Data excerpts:
*** Block opens ***

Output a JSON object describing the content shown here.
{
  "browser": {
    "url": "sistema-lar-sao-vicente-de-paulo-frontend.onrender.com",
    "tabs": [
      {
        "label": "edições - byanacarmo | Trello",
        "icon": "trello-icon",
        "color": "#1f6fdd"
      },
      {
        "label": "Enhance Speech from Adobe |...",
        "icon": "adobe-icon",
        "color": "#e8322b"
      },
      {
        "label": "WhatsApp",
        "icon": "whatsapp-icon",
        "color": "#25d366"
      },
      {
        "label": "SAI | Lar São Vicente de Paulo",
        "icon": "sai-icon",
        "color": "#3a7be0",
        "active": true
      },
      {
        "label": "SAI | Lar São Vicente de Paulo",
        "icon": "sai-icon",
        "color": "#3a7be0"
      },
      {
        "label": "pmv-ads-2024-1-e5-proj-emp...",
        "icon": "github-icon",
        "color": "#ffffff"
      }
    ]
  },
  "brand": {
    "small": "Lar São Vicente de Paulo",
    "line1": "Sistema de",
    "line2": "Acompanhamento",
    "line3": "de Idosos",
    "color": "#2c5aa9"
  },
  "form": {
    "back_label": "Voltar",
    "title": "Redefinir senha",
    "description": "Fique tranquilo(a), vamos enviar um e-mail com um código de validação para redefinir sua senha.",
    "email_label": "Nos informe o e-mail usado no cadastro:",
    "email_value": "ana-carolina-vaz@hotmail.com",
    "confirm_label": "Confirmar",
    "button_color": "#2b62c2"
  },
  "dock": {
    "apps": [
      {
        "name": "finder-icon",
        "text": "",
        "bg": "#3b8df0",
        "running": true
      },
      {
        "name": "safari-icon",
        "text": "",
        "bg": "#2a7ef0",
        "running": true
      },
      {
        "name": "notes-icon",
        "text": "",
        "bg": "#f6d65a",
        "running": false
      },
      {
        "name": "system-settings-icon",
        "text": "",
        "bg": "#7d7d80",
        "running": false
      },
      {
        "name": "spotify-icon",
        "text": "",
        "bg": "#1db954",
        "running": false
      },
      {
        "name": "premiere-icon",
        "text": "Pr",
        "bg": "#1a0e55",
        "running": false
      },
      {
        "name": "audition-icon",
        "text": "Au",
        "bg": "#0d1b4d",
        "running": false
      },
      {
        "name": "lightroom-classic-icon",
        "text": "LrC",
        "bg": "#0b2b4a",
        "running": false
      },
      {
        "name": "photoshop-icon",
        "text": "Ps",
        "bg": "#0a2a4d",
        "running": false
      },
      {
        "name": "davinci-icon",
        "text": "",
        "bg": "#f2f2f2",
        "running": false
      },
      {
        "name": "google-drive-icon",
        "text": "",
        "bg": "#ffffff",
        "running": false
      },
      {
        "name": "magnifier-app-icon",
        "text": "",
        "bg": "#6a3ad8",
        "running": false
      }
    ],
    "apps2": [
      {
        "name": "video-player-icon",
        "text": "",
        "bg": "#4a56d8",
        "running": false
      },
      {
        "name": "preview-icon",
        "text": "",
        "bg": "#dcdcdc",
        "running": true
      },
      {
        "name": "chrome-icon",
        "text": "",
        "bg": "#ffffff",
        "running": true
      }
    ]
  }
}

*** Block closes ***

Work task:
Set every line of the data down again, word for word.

Task output:
Output a JSON object describing the content shown here.
{
  "browser": {
    "url": "sistema-lar-sao-vicente-de-paulo-frontend.onrender.com",
    "tabs": [
      {
        "label": "edições - byanacarmo | Trello",
        "icon": "trello-icon",
        "color": "#1f6fdd"
      },
      {
        "label": "Enhance Speech from Adobe |...",
        "icon": "adobe-icon",
        "color": "#e8322b"
      },
      {
        "label": "WhatsApp",
        "icon": "whatsapp-icon",
        "color": "#25d366"
      },
      {
        "label": "SAI | Lar São Vicente de Paulo",
        "icon": "sai-icon",
        "color": "#3a7be0",
        "active": true
      },
      {
        "label": "SAI | Lar São Vicente de Paulo",
        "icon": "sai-icon",
        "color": "#3a7be0"
      },
      {
        "label": "pmv-ads-2024-1-e5-proj-emp...",
        "icon": "github-icon",
        "color": "#ffffff"
      }
    ]
  },
  "brand": {
    "small": "Lar São Vicente de Paulo",
    "line1": "Sistema de",
    "line2": "Acompanhamento",
    "line3": "de Idosos",
    "color": "#2c5aa9"
  },
  "form": {
    "back_label": "Voltar",
    "title": "Redefinir senha",
    "description": "Fique tranquilo(a), vamos enviar um e-mail com um código de validação para redefinir sua senha.",
    "email_label": "Nos informe o e-mail usado no cadastro:",
    "email_value": "ana-carolina-vaz@hotmail.com",
    "confirm_label": "Confirmar",
    "button_color": "#2b62c2"
  },
  "dock": {
    "apps": [
      {
        "name": "finder-icon",
        "text": "",
        "bg": "#3b8df0",
        "running": true
      },
      {
        "name": "safari-icon",
        "text": "",
        "bg": "#2a7ef0",
        "running": true
      },
      {
        "name": "notes-icon",
        "text": "",
        "bg": "#f6d65a",
        "running": false
      },
      {
        "name": "system-settings-icon",
        "text": "",
        "bg": "#7d7d80",
        "running": false
      },
      {
        "name": "spotify-icon",
        "text": "",
        "bg": "#1db954",
        "running": false
      },
      {
        "name": "premiere-icon",
        "text": "Pr",
        "bg": "#1a0e55",
        "running": false
      },
      {
        "name": "audition-icon",
        "text": "Au",
        "bg": "#0d1b4d",
        "running": false
      },
      {
        "name": "lightroom-classic-icon",
        "text": "LrC",
        "bg": "#0b2b4a",
        "running": false
      },
      {
        "name": "photoshop-icon",
        "text": "Ps",
        "bg": "#0a2a4d",
        "running": false
      },
      {
        "name": "davinci-icon",
        "text": "",
        "bg": "#f2f2f2",
        "running": false
      },
      {
        "name": "google-drive-icon",
        "text": "",
        "bg": "#ffffff",
        "running": false
      },
      {
        "name": "magnifier-app-icon",
        "text": "",
        "bg": "#6a3ad8",
        "running": false
      }
    ],
    "apps2": [
      {
        "name": "video-player-icon",
        "text": "",
        "bg": "#4a56d8",
        "running": false
      },
      {
        "name": "preview-icon",
        "text": "",
        "bg": "#dcdcdc",
        "running": true
      },
      {
        "name": "chrome-icon",
        "text": "",
        "bg": "#ffffff",
        "running": true
      }
    ]
  }
}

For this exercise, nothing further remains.